#### Task goal
In the material below, find each line that contains the word "taobao" and copy it.

#### Record set
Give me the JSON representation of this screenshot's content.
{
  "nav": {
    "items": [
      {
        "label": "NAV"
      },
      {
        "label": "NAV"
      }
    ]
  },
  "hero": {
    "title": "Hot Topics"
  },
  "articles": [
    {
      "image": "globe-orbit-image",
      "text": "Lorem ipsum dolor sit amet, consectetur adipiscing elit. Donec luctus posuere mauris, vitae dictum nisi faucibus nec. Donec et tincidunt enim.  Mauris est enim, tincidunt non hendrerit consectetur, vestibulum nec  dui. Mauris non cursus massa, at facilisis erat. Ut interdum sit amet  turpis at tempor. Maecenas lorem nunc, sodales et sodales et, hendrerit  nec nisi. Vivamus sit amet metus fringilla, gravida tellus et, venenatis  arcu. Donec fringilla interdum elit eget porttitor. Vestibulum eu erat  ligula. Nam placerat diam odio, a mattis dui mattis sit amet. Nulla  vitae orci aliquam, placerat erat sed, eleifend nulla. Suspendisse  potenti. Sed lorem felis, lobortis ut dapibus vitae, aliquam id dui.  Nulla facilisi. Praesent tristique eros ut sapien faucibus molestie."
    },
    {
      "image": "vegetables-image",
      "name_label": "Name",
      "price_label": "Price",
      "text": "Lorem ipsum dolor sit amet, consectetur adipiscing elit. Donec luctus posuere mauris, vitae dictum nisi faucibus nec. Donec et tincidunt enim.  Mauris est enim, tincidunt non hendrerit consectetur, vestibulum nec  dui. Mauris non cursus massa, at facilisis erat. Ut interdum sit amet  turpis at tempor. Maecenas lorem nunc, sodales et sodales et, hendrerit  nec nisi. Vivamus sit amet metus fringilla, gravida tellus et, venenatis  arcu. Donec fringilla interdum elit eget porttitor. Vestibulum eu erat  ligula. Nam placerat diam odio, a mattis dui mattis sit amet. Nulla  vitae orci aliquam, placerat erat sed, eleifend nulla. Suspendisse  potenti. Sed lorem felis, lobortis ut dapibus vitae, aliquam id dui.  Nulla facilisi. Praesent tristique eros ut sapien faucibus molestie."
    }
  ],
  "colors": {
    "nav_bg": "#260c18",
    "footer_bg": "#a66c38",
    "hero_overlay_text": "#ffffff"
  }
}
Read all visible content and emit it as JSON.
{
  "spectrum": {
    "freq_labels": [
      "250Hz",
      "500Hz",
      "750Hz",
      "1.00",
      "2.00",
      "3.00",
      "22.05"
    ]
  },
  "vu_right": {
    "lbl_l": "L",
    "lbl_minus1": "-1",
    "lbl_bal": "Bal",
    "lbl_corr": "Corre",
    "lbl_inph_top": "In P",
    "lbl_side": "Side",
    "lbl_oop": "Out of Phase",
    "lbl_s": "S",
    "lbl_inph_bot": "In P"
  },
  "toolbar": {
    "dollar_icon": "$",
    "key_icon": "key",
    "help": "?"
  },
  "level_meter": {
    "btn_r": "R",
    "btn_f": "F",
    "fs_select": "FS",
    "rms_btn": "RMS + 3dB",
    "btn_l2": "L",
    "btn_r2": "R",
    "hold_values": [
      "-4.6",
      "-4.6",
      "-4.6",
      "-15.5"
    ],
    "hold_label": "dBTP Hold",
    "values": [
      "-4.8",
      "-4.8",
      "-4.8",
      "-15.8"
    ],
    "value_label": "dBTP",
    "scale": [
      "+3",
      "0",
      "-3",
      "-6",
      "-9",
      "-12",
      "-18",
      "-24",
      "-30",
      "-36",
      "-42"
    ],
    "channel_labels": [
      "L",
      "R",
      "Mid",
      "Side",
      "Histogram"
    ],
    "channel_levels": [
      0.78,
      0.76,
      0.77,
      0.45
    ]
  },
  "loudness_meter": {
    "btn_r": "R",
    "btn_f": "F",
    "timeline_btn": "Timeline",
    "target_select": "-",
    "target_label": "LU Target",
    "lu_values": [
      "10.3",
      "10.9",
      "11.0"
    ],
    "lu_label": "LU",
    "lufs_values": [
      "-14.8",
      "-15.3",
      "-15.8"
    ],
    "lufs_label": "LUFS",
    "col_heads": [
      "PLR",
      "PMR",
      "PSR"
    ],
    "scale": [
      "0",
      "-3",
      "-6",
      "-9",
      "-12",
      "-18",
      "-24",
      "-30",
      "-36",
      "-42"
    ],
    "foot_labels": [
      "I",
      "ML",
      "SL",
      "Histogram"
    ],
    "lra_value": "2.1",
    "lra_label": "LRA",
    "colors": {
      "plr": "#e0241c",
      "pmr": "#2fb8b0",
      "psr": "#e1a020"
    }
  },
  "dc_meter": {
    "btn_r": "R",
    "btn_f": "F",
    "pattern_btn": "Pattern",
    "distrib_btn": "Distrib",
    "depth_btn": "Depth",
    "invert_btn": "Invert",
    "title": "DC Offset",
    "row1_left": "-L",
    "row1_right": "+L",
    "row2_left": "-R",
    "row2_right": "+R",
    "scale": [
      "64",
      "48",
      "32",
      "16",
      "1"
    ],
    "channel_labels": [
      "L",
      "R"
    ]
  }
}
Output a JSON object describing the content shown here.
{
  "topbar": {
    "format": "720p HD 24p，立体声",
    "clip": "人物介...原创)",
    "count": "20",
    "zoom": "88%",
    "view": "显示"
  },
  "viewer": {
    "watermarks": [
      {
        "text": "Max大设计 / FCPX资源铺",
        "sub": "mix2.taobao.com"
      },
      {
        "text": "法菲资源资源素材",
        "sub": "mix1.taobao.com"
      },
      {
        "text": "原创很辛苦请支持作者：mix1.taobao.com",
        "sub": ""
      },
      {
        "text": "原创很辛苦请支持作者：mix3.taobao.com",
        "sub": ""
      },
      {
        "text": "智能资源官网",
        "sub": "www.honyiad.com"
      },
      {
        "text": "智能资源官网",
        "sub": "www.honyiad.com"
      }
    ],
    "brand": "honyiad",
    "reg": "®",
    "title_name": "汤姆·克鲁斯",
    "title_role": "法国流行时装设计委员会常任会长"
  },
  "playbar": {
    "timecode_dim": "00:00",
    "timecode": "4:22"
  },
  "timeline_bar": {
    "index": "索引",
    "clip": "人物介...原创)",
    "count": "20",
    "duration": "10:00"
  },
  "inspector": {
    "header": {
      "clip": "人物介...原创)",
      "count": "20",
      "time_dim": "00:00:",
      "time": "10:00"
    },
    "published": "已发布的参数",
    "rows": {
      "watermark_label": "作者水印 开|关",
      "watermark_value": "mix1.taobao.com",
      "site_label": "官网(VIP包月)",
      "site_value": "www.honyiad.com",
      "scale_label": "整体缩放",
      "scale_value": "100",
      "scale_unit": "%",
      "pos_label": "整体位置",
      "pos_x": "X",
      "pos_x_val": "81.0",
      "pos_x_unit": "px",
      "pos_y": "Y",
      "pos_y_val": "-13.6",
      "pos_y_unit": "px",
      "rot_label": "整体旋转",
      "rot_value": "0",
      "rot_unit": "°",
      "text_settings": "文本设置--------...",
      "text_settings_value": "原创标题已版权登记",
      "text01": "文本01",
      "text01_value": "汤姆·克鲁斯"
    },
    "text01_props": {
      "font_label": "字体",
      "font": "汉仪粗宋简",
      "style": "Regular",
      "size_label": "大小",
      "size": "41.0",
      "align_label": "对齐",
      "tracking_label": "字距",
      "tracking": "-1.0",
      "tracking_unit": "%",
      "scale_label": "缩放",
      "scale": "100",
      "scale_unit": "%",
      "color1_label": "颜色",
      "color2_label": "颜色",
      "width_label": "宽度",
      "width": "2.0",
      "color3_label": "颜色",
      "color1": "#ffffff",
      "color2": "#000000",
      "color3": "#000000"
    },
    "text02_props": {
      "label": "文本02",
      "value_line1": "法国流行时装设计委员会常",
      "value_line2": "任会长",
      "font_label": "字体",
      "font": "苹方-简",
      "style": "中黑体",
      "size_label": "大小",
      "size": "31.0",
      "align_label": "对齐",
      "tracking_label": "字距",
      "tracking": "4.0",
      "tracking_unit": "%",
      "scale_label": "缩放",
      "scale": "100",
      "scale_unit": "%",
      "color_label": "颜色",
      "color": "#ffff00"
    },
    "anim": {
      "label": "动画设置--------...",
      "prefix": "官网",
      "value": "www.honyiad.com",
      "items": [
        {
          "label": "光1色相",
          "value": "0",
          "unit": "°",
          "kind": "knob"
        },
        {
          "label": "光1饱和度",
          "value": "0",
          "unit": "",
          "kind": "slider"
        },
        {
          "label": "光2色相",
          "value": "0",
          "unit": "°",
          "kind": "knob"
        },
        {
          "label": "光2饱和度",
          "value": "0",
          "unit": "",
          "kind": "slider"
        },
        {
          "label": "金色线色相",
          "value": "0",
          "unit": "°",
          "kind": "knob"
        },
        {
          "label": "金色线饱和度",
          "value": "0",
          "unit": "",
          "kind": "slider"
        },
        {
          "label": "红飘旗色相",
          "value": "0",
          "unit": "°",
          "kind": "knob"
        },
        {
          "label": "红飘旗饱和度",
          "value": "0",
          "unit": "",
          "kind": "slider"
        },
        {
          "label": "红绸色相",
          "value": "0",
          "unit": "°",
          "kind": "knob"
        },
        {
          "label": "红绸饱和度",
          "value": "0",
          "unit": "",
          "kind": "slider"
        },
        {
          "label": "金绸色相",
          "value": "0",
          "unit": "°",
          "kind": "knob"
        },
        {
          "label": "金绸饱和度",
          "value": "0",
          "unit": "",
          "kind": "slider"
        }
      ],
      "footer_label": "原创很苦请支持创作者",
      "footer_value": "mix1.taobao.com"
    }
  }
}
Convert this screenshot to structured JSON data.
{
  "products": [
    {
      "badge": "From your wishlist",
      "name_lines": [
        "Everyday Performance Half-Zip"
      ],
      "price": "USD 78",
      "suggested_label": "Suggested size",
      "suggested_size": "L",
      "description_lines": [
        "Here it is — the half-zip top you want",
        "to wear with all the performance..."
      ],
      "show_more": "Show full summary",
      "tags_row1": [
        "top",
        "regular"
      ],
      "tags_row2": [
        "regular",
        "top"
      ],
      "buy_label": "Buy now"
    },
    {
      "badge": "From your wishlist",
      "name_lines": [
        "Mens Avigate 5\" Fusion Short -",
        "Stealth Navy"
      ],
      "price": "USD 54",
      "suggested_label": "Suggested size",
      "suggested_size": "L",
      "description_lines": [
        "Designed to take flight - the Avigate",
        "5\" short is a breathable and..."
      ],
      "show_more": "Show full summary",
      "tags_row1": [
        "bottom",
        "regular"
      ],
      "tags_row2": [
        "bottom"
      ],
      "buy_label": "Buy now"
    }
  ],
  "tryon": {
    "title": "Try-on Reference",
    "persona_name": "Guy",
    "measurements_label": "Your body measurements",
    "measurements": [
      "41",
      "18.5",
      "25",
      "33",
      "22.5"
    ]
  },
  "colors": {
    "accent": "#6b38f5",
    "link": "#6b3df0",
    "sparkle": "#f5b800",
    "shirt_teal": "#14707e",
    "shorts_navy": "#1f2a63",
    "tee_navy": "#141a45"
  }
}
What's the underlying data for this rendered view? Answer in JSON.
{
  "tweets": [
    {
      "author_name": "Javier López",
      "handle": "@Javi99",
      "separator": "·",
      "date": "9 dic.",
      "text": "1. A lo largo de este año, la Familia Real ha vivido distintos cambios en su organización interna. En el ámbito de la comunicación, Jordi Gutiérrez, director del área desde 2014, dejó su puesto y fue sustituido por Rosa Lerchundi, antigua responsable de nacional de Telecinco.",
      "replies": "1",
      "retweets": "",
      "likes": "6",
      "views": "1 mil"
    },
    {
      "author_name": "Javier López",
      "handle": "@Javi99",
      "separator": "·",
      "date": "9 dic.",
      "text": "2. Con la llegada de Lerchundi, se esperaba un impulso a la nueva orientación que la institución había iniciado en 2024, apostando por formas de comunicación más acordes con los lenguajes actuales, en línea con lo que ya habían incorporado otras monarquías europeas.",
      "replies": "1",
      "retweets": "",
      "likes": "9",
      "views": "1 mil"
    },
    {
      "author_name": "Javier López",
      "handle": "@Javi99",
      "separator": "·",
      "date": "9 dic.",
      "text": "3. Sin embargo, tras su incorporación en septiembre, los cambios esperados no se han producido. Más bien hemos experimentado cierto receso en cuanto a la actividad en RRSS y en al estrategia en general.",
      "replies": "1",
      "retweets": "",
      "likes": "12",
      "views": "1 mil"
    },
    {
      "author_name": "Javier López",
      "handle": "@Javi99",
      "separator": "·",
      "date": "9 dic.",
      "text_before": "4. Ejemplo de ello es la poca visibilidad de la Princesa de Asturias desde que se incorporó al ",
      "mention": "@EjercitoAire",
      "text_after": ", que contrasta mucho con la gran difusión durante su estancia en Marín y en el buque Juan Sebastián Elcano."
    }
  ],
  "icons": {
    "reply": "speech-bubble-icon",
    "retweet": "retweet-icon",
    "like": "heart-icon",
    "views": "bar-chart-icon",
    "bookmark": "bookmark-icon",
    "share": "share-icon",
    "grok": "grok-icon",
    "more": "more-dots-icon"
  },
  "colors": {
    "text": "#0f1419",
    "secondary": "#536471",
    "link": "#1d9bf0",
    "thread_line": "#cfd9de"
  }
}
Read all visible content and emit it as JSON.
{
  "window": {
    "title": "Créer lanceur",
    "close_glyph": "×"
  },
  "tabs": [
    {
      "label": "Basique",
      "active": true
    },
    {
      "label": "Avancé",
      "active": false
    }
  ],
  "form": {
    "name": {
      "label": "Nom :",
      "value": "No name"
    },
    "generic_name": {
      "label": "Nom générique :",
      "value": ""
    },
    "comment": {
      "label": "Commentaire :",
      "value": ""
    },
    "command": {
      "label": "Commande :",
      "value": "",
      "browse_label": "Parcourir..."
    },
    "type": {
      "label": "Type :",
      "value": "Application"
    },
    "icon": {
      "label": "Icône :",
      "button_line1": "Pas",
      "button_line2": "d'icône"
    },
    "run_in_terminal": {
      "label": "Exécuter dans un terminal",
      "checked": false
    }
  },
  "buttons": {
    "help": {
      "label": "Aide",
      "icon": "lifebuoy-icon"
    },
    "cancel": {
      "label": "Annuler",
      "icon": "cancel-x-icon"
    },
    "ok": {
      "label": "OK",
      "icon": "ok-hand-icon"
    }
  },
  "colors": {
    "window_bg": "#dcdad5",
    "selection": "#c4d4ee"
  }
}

#### Answer
        "sub": "mix2.taobao.com"
        "sub": "mix1.taobao.com"
        "text": "原创很辛苦请支持作者：mix1.taobao.com",
        "text": "原创很辛苦请支持作者：mix3.taobao.com",
      "watermark_value": "mix1.taobao.com",
      "footer_value": "mix1.taobao.com"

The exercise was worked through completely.